“WE’RE all in this together,” cries Peter James, leader of the Beige Party as he proclaims his meaningless manifesto to the audience on the opening night of Johnny Come Lately at the Unity Theatre. Peter and his party are a prop from which to launch into this dark comedy.
Devised by Manchester theatre company Coal, the play gives us a glaring glimpse into the lives of two unfortunates, mother and daughter Maureen and Elaine, played breathlessly by Erika Poole and Annie Fitzmaurice.
These two skitter onto the stage, as if from one of the many holes in their bug-infested flat. They are grotesques, who spend their time conning and stealing from all they meet.
Director John Wright and designer Lois Maskell shine a bleak light on their world, the set filled with cracks, a literal image of Broken Britain.
Mother and daughter are locked in a twisted co-dependence, until Egyptian immigrant Emad lodges with them.
Brought to life through a muscular performance from Amr El-Bayoumi, Emad speaks no English, except for “Please” and “Thank you”, yet his peaceful nature and thoughtful manner manage to speak to Elaine and help to exorcise some of the demons her mother shackles her with.
Throughout, light relief is provided by lanky actor Sam Parks, mopping up the rest of the roles as Peter James, a mugger, a pest controller and, quite hilariously, elderly neighbour Pat.
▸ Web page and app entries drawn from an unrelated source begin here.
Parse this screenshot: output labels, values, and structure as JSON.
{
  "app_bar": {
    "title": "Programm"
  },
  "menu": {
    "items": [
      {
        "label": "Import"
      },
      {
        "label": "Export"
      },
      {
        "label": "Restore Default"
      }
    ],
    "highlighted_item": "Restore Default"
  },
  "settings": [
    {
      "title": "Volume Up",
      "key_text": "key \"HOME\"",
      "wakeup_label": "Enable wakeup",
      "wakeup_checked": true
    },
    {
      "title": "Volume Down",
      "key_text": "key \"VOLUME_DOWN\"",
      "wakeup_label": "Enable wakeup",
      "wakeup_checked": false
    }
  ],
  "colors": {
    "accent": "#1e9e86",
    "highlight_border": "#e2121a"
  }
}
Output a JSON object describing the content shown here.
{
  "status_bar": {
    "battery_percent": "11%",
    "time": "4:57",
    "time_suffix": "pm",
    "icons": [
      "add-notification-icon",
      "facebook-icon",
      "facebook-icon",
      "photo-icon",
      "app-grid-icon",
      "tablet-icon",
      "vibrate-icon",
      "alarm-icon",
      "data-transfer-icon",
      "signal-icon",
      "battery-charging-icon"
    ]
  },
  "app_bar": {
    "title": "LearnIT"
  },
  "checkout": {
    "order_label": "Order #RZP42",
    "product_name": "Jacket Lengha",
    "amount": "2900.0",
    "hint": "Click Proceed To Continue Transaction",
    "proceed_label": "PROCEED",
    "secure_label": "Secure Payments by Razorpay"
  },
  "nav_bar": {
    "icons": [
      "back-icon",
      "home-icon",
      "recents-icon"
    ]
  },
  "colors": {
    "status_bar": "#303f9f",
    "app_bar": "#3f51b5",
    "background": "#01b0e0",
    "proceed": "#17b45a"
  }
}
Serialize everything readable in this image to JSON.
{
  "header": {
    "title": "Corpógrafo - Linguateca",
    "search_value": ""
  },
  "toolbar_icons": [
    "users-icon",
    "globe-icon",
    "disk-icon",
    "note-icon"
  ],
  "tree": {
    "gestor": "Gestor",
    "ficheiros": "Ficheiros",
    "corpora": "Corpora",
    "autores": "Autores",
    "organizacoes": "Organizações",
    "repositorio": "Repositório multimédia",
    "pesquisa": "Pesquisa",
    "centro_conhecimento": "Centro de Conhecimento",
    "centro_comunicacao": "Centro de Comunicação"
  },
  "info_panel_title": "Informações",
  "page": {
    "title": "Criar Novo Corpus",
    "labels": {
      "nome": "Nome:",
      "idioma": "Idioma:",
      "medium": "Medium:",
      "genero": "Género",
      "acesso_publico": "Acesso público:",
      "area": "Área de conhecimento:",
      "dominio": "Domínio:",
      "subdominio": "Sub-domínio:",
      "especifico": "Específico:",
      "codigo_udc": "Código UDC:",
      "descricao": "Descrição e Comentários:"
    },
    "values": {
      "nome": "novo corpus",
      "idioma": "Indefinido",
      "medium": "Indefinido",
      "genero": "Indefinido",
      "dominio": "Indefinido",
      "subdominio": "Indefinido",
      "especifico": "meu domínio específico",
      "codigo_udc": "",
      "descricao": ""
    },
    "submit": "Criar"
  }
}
Like challenging theatre should, it leaves the audience uncomfortable, asking questions of themselves and the play. It doesn’t offer up all the answers, except perhaps that a simple act of honest communication can scythe through all the bluster and the beige.